'''
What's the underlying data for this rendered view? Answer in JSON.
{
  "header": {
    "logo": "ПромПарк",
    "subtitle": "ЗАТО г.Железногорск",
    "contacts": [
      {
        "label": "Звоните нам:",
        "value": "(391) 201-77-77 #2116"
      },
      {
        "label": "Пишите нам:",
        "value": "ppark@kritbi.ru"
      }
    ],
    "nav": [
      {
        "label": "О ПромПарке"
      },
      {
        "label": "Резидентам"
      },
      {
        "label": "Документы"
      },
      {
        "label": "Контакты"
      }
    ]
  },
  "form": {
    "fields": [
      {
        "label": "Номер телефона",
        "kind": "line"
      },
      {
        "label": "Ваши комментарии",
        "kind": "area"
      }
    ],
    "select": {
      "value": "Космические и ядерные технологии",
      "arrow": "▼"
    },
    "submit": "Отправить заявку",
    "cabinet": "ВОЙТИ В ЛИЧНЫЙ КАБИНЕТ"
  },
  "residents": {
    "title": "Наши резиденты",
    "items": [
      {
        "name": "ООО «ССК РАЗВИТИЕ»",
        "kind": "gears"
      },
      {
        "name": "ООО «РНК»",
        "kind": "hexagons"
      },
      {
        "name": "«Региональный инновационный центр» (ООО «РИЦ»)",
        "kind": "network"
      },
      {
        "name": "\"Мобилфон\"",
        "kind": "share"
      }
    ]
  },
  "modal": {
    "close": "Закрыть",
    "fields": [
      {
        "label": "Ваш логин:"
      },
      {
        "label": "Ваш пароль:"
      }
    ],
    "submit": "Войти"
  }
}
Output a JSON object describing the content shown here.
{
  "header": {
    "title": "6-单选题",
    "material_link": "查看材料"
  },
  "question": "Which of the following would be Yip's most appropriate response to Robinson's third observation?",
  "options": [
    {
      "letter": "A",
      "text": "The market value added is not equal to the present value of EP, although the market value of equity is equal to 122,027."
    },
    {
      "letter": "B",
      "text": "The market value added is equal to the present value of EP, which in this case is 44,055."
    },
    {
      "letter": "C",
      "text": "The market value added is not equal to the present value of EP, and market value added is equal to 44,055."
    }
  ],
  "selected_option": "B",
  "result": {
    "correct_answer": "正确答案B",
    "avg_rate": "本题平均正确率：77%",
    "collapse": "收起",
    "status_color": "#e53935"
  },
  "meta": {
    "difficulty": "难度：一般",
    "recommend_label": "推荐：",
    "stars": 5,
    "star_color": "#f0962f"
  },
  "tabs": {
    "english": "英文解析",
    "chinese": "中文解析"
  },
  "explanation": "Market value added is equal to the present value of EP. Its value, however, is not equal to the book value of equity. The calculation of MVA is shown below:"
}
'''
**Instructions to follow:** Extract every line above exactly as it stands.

**Response box:**
What's the underlying data for this rendered view? Answer in JSON.
{
  "header": {
    "logo": "ПромПарк",
    "subtitle": "ЗАТО г.Железногорск",
    "contacts": [
      {
        "label": "Звоните нам:",
        "value": "(391) 201-77-77 #2116"
      },
      {
        "label": "Пишите нам:",
        "value": "ppark@kritbi.ru"
      }
    ],
    "nav": [
      {
        "label": "О ПромПарке"
      },
      {
        "label": "Резидентам"
      },
      {
        "label": "Документы"
      },
      {
        "label": "Контакты"
      }
    ]
  },
  "form": {
    "fields": [
      {
        "label": "Номер телефона",
        "kind": "line"
      },
      {
        "label": "Ваши комментарии",
        "kind": "area"
      }
    ],
    "select": {
      "value": "Космические и ядерные технологии",
      "arrow": "▼"
    },
    "submit": "Отправить заявку",
    "cabinet": "ВОЙТИ В ЛИЧНЫЙ КАБИНЕТ"
  },
  "residents": {
    "title": "Наши резиденты",
    "items": [
      {
        "name": "ООО «ССК РАЗВИТИЕ»",
        "kind": "gears"
      },
      {
        "name": "ООО «РНК»",
        "kind": "hexagons"
      },
      {
        "name": "«Региональный инновационный центр» (ООО «РИЦ»)",
        "kind": "network"
      },
      {
        "name": "\"Мобилфон\"",
        "kind": "share"
      }
    ]
  },
  "modal": {
    "close": "Закрыть",
    "fields": [
      {
        "label": "Ваш логин:"
      },
      {
        "label": "Ваш пароль:"
      }
    ],
    "submit": "Войти"
  }
}
Output a JSON object describing the content shown here.
{
  "header": {
    "title": "6-单选题",
    "material_link": "查看材料"
  },
  "question": "Which of the following would be Yip's most appropriate response to Robinson's third observation?",
  "options": [
    {
      "letter": "A",
      "text": "The market value added is not equal to the present value of EP, although the market value of equity is equal to 122,027."
    },
    {
      "letter": "B",
      "text": "The market value added is equal to the present value of EP, which in this case is 44,055."
    },
    {
      "letter": "C",
      "text": "The market value added is not equal to the present value of EP, and market value added is equal to 44,055."
    }
  ],
  "selected_option": "B",
  "result": {
    "correct_answer": "正确答案B",
    "avg_rate": "本题平均正确率：77%",
    "collapse": "收起",
    "status_color": "#e53935"
  },
  "meta": {
    "difficulty": "难度：一般",
    "recommend_label": "推荐：",
    "stars": 5,
    "star_color": "#f0962f"
  },
  "tabs": {
    "english": "英文解析",
    "chinese": "中文解析"
  },
  "explanation": "Market value added is equal to the present value of EP. Its value, however, is not equal to the book value of equity. The calculation of MVA is shown below:"
}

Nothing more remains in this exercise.